I am delighted to once again have a guest post from my wise counselor daughter, Michelle. I think you will find her insights helpful and practical.
What does mindfulness look like for a Christian?
The alarm is going off, you twinge with frustration at the familiar irritating sound, and your mind and body begin to wake up for the day. Then you hear the dog crying to go out, you feel another twinge of frustration, but you get up to open the door.
On the way to the door for the dog a child whines for you, “I need you!! I didn’t make it to the bathroom.” You sigh, and think, “I guess no time for prayer this morning.” As you are cleaning up child and carpet, the dog cries again and you remember you never opened the door. You make it to the dog, with a hungry child in tow, manage to feed them both and head to grab coffee, only to realize you forgot to make it the night before….
Okay, maybe your story isn’t just like mine. Maybe you wake up thinking about work, or that first email of the day gets your stomach in knots before you’re even out of bed. Maybe you didn’t sleep well because of sickness, or a family member needed you, or a new baby, or stresses from other things in life were impossible to turn off.

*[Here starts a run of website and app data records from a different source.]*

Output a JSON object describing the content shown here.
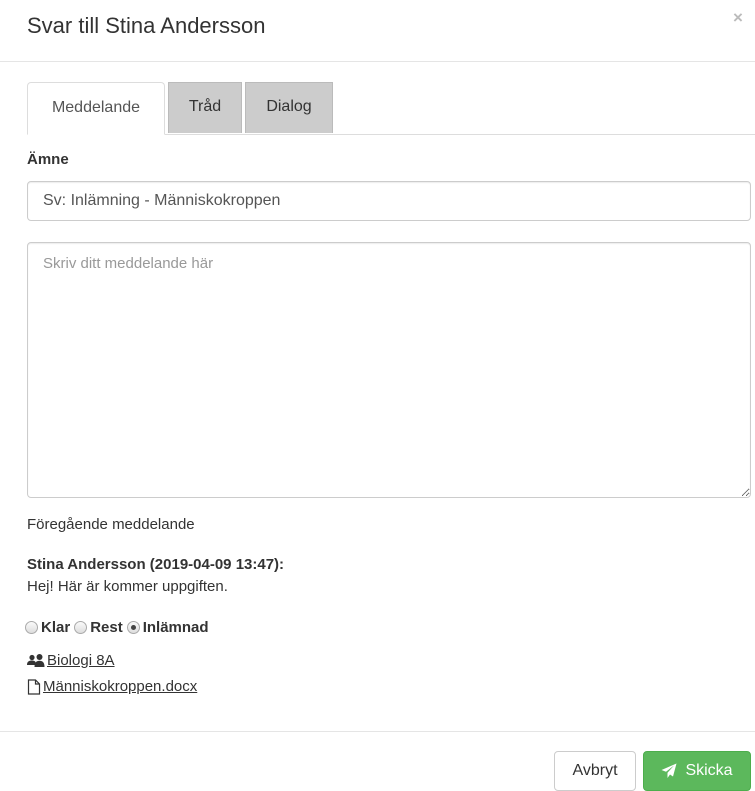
{
  "dialog": {
    "title": "Svar till Stina Andersson",
    "close": "×"
  },
  "tabs": [
    {
      "label": "Meddelande",
      "active": true
    },
    {
      "label": "Tråd",
      "active": false
    },
    {
      "label": "Dialog",
      "active": false
    }
  ],
  "subject": {
    "label": "Ämne",
    "value": "Sv: Inlämning - Människokroppen"
  },
  "message": {
    "placeholder": "Skriv ditt meddelande här",
    "value": ""
  },
  "previous": {
    "label": "Föregående meddelande",
    "author": "Stina Andersson (2019-04-09 13:47):",
    "body": "Hej! Här är kommer uppgiften."
  },
  "status": {
    "options": [
      {
        "label": "Klar",
        "checked": false
      },
      {
        "label": "Rest",
        "checked": false
      },
      {
        "label": "Inlämnad",
        "checked": true
      }
    ]
  },
  "links": {
    "group": "Biologi 8A",
    "file": "Människokroppen.docx"
  },
  "footer": {
    "cancel_label": "Avbryt",
    "send_label": "Skicka"
  },
  "colors": {
    "send": "#5cb85c",
    "tab_inactive": "#cccccc"
  },
  "icons": {
    "group": "users-icon",
    "file": "file-icon",
    "send": "paper-plane-icon"
  }
}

Maybe you’re reminded when you wake up of the ache of someone not present with you. Or, perhaps you start thinking about what needs to happen in a day and begin to feel overwhelmed before it begins…or in the middle of the day…or at dinner time…you get the picture.
The reality is, we all have many small triggers and stresses throughout every day, and sometimes without even seeing it coming we begin to feel exhausted, frustrated, anxious or angry and need to take a minute and check in with what’s really going on. This, in essence, is where mindfulness fits.
Mindfulness has been a topic of conversation in Christian circles for years, often surrounded by questions about its origins, spiritual safety and usefulness. I am a Christian, a counselor and I believe there is a place for some of these practices in the life of a Christian that fit with God’s design for us as healthy whole humans.
I’m not going to address all of the questions people have, since others have done this well over the years. Feel free to read more here or here, or a search a variety of other credible sources and research on mindfulness.
I’m writing this, not as a defense of practice, but as a practical guide for what it can look like in your daily life. Practically speaking, mindfulness includes various practices that aid in awareness of what is really happening with you, turning that information into the opportunity for change, and for Christians an opportunity to interact with God.
One of my favorite mindfulness practices is loosely adapted from Dan Seigle’s wheel of awareness (which he did not create from a Christian perspective). For this exercise, find a place you can be still, quiet and think for a few minutes, either early in the day or when you feel like you need to get grounded at any point in the day. Taking a walk might be one of the best approaches.
Take a breath, ask God for clarity and direction, then consider the following questions:
- What is happening around me? What can I hear, see, smell and feel with my senses right now?
- What is going on with my body? (ex. Is my stomach upset? Do I have tense muscles? Headache? High heart rate? Fatigued? Wired? Do I feel energized? Relaxed?)
- What am I feeling right now emotionally?
- What is going through my mind? What am I thinking about? How am I thinking about it?
- How connected do I feel to others?
- How connected do I feel with God?
- What do I believe is God’s perspective and desire are for my day and each of these topics?
After answering these questions, take a few minutes to pray through what you discovered. Seek to give to God the things that you cannot or need not hold onto. Ask God for wisdom about what action you can take toward changing the things that you can change.
It can be a challenge in the midst of the chaos, busy lives, opportunity for noise and distraction to take minutes away to pause and be still. I hope this small exercise, or another, can help you take that time and experience how God meets us in the still.
Michelle Essary is a Licensed Professional Counselor working as a director at Southwest Counseling Associates in Littleton, Colorado. Michelle leads Missionary Care Services, a branch of Southwest Counseling that focuses on and specializes in care for international ministers at all stages of their ministry.
She has 11 years experience in Christian ministry and grew up in a missionary family. She served overseas, in high school, college and leadership ministry. Michelle has training in individual, marital and premarital and relationship issues, family and group therapy. She specializes in missionary and TCK care, depression, anxiety, women’s issues, stress management, and identity issues
She and husband Brad live in Colorado with their two boys and hounddog Calvin. You can follow her on Twitter @essaryme. And she’s my daughter!